The government has drafted a Bill, which seeks to decriminalize beggary and offer a life of dignity to the beggars, homeless and others who live in abandonment or poverty. Begging is presently considered as a crime according to the Bombay Prevention of Begging Act, 1959. Under the Act, a person found begging will be sent to a shelter home or even to jail without any trail. The persons in destitution (protection, care and rehabilitation) Bill 2015 looks at the issue as a social threat. Here in the Bill, the destitution refers to the state of poverty or abandonment, people with physical and mental disabilities, the old, infirm, homeless, and beggars.
The Bombay Prevention of Begging Act, 1959
- The Act was adopted by the Union Territory of Delhi in 1960
- It criminalizes begging.
- Aims to remove beggars from their present illegal profession, so that they may be detained, trained and eventually employed.
- The act is considered as a violation of rights amongst activists and advocates of homeless people.

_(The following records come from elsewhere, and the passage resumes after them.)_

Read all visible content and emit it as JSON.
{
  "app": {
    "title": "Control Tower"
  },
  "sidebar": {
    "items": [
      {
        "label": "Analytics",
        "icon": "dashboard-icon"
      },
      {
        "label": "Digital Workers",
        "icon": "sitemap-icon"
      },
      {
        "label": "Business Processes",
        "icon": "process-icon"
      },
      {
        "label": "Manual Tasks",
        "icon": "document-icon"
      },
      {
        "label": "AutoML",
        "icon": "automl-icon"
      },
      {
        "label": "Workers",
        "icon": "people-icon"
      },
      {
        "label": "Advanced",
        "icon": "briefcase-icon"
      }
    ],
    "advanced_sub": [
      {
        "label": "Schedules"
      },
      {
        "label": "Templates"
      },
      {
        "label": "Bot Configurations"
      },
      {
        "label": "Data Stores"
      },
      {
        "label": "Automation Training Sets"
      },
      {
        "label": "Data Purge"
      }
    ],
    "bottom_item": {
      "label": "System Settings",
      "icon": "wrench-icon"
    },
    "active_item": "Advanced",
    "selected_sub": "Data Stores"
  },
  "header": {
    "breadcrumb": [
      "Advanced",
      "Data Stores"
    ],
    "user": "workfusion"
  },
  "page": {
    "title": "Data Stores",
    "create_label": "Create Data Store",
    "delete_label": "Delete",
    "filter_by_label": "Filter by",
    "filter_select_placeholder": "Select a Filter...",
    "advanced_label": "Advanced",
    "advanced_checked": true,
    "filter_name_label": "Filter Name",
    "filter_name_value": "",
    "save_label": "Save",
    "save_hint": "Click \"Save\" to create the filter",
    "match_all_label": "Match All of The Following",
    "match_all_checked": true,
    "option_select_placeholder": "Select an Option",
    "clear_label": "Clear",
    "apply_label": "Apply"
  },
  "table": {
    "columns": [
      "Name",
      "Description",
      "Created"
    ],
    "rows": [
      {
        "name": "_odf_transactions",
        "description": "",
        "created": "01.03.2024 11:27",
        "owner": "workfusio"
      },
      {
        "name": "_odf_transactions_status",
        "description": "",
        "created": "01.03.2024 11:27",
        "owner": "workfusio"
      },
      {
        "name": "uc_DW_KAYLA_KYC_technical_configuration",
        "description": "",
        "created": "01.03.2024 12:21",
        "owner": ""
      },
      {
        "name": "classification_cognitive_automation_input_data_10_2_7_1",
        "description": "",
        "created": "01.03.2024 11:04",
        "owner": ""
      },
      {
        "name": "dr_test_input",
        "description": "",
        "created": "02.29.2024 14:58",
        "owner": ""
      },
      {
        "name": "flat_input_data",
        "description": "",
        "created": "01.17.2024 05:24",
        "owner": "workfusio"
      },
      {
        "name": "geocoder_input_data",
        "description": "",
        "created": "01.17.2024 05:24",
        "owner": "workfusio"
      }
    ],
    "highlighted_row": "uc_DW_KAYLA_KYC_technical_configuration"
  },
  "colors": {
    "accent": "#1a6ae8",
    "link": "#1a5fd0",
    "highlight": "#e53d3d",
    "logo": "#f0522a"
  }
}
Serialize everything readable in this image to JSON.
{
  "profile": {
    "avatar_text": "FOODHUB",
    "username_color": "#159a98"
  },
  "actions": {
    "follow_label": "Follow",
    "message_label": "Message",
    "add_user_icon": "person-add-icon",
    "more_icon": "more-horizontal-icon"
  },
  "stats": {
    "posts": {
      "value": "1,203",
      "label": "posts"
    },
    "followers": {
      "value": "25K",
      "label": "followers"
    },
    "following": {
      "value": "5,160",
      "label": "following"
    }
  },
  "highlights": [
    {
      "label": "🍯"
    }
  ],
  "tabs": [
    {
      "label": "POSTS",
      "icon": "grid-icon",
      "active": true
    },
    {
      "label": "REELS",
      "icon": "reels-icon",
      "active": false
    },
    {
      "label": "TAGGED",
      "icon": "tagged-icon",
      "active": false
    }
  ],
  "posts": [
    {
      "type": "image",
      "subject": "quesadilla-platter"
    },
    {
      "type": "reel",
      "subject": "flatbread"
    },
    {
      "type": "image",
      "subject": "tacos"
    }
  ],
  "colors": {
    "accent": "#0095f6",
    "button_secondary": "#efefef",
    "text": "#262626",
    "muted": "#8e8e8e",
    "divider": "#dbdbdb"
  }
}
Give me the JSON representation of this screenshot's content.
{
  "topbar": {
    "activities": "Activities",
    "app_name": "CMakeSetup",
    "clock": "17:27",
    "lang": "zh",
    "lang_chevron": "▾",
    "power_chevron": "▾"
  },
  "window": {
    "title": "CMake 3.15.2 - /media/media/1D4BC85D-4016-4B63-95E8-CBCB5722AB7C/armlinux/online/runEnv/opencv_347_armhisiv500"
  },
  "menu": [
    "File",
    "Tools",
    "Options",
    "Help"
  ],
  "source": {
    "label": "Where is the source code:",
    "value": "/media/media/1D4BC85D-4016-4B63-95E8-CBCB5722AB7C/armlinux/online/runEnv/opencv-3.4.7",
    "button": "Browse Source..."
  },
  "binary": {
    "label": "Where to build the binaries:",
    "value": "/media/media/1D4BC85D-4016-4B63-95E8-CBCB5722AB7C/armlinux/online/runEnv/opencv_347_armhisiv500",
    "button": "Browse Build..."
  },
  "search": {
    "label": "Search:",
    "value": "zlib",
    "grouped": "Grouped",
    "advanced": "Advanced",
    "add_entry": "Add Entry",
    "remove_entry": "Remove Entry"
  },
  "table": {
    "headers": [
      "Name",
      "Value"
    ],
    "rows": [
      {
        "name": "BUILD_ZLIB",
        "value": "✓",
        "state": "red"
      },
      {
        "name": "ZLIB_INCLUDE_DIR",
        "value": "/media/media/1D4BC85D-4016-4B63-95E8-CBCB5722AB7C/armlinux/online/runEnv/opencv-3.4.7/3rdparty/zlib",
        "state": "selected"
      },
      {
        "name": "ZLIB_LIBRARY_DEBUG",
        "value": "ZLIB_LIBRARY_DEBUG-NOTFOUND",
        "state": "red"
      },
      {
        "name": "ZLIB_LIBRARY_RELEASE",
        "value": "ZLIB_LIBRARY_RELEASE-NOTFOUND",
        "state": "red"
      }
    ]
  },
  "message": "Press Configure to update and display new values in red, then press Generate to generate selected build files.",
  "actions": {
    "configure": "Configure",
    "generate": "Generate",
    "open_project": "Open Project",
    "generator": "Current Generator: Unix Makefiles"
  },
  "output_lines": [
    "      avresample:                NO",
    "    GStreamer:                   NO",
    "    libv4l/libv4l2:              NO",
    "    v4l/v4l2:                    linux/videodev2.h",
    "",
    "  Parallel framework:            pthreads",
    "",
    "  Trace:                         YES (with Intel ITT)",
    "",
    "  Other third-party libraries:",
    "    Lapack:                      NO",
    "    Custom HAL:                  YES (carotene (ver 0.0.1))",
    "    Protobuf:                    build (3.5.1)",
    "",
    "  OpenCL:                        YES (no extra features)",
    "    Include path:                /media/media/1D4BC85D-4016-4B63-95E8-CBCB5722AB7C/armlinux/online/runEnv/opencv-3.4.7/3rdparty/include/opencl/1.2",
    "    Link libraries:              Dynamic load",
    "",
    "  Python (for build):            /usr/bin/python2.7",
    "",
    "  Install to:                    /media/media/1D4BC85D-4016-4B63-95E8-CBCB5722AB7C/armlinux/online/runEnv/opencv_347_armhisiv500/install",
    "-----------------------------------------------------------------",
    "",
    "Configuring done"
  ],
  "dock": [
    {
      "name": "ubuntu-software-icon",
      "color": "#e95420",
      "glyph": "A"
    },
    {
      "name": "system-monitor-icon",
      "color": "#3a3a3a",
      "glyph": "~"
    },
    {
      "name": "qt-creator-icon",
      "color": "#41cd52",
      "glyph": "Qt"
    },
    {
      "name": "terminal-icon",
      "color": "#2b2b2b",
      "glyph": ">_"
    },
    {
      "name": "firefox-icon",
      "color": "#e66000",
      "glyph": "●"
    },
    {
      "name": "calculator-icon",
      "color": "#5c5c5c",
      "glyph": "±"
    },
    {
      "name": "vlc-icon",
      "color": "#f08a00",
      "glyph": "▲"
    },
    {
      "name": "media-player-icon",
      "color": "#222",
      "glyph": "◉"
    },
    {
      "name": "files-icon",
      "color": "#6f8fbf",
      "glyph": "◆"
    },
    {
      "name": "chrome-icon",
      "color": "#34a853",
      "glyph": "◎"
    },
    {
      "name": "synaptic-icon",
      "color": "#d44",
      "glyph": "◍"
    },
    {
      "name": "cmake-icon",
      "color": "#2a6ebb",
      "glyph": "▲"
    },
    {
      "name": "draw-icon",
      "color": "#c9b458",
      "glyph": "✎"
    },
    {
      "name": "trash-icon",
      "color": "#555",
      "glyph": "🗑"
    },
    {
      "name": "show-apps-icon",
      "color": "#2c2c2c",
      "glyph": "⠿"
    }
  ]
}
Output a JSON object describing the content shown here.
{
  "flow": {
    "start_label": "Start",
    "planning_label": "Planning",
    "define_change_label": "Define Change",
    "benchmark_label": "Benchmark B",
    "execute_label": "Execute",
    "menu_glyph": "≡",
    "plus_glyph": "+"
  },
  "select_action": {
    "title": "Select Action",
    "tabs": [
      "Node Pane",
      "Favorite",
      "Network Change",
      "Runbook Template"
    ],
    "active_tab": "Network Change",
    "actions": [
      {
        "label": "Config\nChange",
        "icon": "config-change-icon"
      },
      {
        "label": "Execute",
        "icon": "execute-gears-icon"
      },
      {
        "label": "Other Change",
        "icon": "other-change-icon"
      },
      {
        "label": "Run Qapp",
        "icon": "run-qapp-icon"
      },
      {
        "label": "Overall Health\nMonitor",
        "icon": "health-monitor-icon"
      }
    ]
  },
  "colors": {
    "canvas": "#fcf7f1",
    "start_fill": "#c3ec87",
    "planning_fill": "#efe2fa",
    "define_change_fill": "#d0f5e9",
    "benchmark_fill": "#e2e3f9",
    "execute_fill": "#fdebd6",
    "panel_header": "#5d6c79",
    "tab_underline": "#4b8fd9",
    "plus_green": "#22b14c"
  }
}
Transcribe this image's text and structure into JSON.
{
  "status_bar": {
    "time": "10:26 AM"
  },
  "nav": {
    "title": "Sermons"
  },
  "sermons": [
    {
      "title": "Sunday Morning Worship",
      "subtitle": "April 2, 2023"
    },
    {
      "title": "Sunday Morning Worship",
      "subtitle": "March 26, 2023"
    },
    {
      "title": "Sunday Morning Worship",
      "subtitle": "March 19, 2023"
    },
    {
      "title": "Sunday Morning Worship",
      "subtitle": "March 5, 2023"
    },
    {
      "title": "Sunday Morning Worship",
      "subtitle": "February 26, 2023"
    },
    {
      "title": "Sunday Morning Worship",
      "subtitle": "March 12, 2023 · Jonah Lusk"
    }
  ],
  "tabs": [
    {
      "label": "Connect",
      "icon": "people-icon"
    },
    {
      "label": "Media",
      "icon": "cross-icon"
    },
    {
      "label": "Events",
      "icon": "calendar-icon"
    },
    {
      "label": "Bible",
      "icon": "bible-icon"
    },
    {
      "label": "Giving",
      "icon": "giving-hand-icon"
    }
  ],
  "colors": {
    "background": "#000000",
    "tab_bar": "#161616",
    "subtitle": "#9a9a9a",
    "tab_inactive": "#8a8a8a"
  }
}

An Overview of provisions in the act – Relevant to children of ages 0-18
- Under this act, a child is defined as a boy who has not completed 16 years of age and a girl who has not completed 18 years of age.
- According to the act, beggars found guilty by a court of law were sentence to a minimum of one year and a maximum of three years in Beggar’s Home (Certified Institution). The detainment is also for beggars dependents unless the dependant is child.
- The child is dependent of the beggar or is found guilty then the child will be sent to the courts under the Children Act 1960 and will be handled according to the provisions of that act.
- The act also sends the person to prison for minimum of one year and a maximum of three years who solicits or exploits a child to beg for alms.
- The act also says that a person who doesn’t complies with the rules of the certified institution could be detained.
- People who are leprosy patients or lunatics also detained by the provision of the act.
- The law has not been amended to meet the new provisions for children under the Juvenile Justice (Care and Protection of Children) Act, 2000.
- The Human Rights Law Network admonishes the law for being ‘archaic and colonial’ with racist feeling and was enacted to clear the poor away from the upper class areas.